In a document on the federal government's website for business opportunities, the CPB said it would release a request on or about March 6 asking companies for prototype ideas for a wall to be built near the U.S.-Mexican border.
After reviewing the ideas submitted by vendors, the agency will evaluate and select the best designs by March 20, then issue a request for proposals by March 24 in which vendors would be asked to price out the cost of building the proposed wall.
The document says multiple awards for the barrier are expected by mid-April as part of the process, an aggressive schedule for a government construction project.
"It's going to start soon. Way ahead of schedule, way ahead of schedule," Trump told the Conservative Political Action Conference on Friday.
A spokesman for U.S. Customs and Border Protection, who spoke on condition of anonymity, said the solicitation published on Friday had "everything to do" with the wall that Trump has proposed.
The spokesman said the initial request for information was to give industry the opportunity to tell the Department of Homeland Security, which oversees CBP, what is possible in constructing a border wall.
"Once we get feedback from the vendors, we'll look at the ones that are most feasible," the spokesman said. That would be followed by the request for proposals to firm up exactly how much constructing the wall would cost.
A U.S. Department of Homeland Security internal report seen by Reuters this month indicated the border wall would be a series of fences and walls that would cost as much as $21.6 billion to build and take more than three years to complete.

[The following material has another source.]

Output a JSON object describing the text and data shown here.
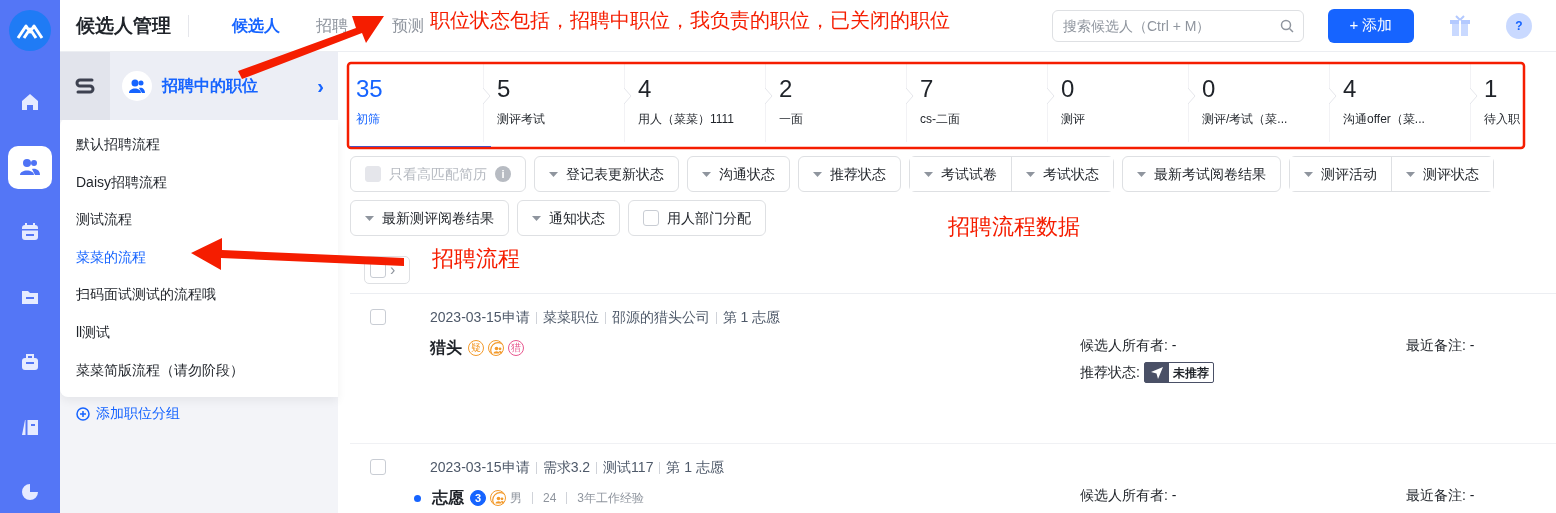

The report’s estimated price tag is much higher than a $12 billion figure cited by Trump in his campaign and estimates as high as $15 billion from Republican House of Representatives Speaker Paul Ryan and Senate Majority Leader Mitch McConnell.
The plan laid out what it would take to seal the border in three phases of construction of fences and walls covering just over 1,250 miles (2,000 km) by the end of 2020. With 654 miles (1,046 km) of the border already fortified, the new construction would extend almost the length of the entire border.
(Reporting by Eric Beech, David Alexander and Julia Edwards Ainsley; Editing by Jonathan Oatis)